The principal woodwind instruments of the modern symphony orchestra are the FLUTE, CLARINET, OBOE, and BASSOON. Each of these instruments is the head of a family, or section. The flute family includes the flute and piccolo; the clarinet family includes the clarinet, bass clarinet, and E-flat clarinet; the oboe family includes the oboe and English horn; and the bassoon family includes the bassoon and contrabassoon. The saxophone is also considered a woodwind instrument.
A woodwind instrument is essentially a long tube, or pipe. In order for the instrument to sound, something must make the column of air inside the tube vibrate. The members of the clarinet, oboe, and bassoon families depend on reeds to set the air column vibrating; the player's breath makes the reed itself vibrate. The clarinet uses a single reed, which vibrates against the mouthpiece in which it's set, and the oboe and bassoon both use a double reed, whose split ends vibrate against each other between the player's lips. The members of the flute family are the only woodwind instruments that are not reed instruments. The mouthpiece of a flute is just an oval-shaped hole cut into the side of the instrument near one end. The player blows across (not into) the hole, and the stream of breath strikes the sharp, far edge of the hole, setting up localized air vibrations. These localized vibrations are what set the air column in the instrument vibrating. The same principle applies when blowing across the opening of a bottle to produce a sound.
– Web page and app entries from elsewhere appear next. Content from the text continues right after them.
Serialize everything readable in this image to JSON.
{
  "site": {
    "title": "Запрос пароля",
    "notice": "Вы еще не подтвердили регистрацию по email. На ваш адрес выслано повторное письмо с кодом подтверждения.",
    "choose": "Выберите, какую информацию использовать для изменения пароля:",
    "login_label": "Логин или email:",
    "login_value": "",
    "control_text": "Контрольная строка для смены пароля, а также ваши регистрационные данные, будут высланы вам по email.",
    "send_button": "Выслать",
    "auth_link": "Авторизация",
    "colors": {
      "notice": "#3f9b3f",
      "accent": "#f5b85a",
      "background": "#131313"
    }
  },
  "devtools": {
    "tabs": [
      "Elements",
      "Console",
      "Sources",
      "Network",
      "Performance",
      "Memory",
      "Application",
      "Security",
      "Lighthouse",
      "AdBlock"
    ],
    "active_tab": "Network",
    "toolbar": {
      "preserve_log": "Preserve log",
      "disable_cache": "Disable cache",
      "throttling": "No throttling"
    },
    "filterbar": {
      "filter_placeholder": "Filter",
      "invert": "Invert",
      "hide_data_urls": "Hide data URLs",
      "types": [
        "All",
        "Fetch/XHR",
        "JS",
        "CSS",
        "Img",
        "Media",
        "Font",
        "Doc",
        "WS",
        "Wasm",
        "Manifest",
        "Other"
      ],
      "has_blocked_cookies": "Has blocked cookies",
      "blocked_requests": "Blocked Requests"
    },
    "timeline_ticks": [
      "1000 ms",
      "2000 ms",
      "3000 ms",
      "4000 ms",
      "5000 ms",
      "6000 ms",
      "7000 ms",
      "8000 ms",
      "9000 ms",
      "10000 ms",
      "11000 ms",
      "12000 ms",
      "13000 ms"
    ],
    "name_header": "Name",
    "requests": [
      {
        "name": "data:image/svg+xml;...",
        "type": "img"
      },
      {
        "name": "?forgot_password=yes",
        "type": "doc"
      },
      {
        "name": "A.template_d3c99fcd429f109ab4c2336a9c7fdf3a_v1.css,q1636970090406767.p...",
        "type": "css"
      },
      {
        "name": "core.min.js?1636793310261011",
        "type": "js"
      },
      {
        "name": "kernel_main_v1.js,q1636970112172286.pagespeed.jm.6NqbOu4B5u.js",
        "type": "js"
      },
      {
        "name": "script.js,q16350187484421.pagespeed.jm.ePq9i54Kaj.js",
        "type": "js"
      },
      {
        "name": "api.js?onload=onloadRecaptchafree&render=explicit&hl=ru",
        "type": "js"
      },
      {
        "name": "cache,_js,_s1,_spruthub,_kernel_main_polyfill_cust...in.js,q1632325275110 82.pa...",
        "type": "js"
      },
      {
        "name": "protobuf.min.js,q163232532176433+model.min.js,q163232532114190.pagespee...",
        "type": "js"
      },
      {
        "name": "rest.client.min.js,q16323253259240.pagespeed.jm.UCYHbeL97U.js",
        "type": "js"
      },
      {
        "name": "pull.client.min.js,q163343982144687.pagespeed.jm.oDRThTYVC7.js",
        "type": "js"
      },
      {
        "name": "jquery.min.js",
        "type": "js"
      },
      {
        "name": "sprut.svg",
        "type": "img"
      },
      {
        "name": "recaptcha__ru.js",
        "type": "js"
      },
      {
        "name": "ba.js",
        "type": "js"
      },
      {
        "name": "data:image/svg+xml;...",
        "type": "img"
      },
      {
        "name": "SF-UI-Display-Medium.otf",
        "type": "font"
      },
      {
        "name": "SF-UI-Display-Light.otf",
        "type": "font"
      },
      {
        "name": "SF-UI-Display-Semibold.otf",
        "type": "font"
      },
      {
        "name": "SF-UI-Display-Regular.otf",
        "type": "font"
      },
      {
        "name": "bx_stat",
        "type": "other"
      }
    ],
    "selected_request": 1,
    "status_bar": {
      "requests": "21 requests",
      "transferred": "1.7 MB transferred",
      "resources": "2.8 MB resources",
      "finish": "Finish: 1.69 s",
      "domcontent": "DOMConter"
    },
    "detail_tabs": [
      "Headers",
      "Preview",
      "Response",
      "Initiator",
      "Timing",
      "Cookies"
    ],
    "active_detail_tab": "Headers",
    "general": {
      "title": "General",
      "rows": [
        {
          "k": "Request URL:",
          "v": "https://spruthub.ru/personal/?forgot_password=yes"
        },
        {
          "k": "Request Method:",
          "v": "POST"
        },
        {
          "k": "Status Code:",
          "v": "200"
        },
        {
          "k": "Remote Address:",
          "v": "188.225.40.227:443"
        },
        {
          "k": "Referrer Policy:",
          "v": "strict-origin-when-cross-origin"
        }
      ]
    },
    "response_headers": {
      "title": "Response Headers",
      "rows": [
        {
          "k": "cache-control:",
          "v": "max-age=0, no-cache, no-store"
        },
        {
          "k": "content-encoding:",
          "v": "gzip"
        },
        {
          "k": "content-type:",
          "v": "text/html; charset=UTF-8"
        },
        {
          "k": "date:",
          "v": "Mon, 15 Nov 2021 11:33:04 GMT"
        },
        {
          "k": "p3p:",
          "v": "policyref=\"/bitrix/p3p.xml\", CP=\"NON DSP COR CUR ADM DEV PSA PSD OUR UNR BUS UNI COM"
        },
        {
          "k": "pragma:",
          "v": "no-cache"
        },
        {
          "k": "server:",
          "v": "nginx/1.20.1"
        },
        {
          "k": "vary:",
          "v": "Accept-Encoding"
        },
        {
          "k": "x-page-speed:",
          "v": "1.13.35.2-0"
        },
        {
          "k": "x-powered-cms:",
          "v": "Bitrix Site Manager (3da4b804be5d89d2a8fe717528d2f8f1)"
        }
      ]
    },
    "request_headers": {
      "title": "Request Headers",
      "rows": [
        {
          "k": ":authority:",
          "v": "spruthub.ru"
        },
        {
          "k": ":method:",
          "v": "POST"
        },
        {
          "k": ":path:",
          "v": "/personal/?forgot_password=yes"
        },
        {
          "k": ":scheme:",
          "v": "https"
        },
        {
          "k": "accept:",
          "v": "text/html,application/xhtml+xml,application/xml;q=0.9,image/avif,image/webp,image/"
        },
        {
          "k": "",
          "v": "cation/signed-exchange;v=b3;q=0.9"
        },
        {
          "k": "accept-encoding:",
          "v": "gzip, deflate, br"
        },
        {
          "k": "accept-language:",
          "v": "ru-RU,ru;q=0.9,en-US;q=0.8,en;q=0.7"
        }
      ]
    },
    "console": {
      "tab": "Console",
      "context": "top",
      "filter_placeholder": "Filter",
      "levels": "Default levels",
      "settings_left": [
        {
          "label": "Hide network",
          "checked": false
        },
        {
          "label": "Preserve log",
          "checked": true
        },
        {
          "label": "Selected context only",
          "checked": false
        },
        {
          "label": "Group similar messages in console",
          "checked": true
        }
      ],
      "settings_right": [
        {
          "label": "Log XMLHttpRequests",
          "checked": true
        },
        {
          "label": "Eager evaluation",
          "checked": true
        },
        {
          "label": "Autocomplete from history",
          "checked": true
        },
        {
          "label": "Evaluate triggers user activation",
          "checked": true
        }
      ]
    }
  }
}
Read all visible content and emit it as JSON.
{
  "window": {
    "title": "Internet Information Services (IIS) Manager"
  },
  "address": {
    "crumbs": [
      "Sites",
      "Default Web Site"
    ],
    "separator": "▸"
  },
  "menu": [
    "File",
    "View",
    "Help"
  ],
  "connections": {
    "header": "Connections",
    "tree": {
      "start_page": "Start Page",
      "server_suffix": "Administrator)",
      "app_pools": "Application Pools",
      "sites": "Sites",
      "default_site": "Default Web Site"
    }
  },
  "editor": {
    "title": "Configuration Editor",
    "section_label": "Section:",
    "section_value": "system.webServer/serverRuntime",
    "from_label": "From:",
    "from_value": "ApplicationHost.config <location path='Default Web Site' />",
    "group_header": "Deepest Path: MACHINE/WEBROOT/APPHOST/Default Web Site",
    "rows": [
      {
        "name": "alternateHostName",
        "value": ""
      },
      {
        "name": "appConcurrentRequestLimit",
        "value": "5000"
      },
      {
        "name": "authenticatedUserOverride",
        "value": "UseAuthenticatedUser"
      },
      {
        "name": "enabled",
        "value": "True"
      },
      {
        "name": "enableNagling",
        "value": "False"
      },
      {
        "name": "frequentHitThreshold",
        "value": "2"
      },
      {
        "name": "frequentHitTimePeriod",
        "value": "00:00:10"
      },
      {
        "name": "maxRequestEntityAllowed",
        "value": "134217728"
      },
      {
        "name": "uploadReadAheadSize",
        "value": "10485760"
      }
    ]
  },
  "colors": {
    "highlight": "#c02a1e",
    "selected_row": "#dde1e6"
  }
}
The modern OBOE most likely originated in France during the 1600s. The word oboe, which is the instrument's name in both English and Italian, comes from the French name, hautbois (pronounced “oh-bwah”), meaning “high wood,”, or “loud wood.” Early English versions included hautboy, howboie, hoyboye, and hoboy. The double-reed forerunner of the oboe was an instrument called the “shawm.”
If the oboe is the soprano and the English born is the alto or tenor, the BASSOON is the bass of the double-reed family. It consists of a long wooden tube constructed with a tight bend so that it doubles back on itself, forming two parallel columns. If it weren't doubled, it would extend to a length of about eight and a half feet and would be impossible to play. The reed isn't inserted directly in the instrument, as on the oboe, but fits on the end of a long, curved metal tube called the crook, or bocal. (The English horn also uses a bocal, but a much shorter one.)
The CLARINET was the last of the principal woodwind instruments to join the orchestra. The modern clarinet evolved from earlier forms in the early 1700s — later than the oboe, bassoon, and flute — and it wasn't until quite late in the century that orchestral composers included it in their scores with any regularity. Of Mozart's forty-one symphonies, for example, only four, Nos. 31 (1778), 35 (1782), 39 (1788), and 40 (1788), include parts for clarinet. All of Beethoven's symphonies, on the other hand, call for a pair of clarinets: by 1800, the clarinet was in the orchestra to stay.
The SAXOPHONE was invented by the Belgian instrument maker Adolphe Sax (1814–1894) in about 1840. It uses a clarinet-style mouthpiece with a single reed and is generally considered a woodwind instrument, but it's made of brass. It comes in a variety of sizes, the most common of which are the soprano saxophone, alto saxophone, and tenor saxophone. Sax originally intended the instrument for use in military bands, and it became well known in the United States starting in the late 1800s largely through the efforts of the bandmaster John Philip Sousa (1854–1932). Its importance as a jazz instrument dates from the 1920s.Taken from Chicago Symphony Orchestra's website.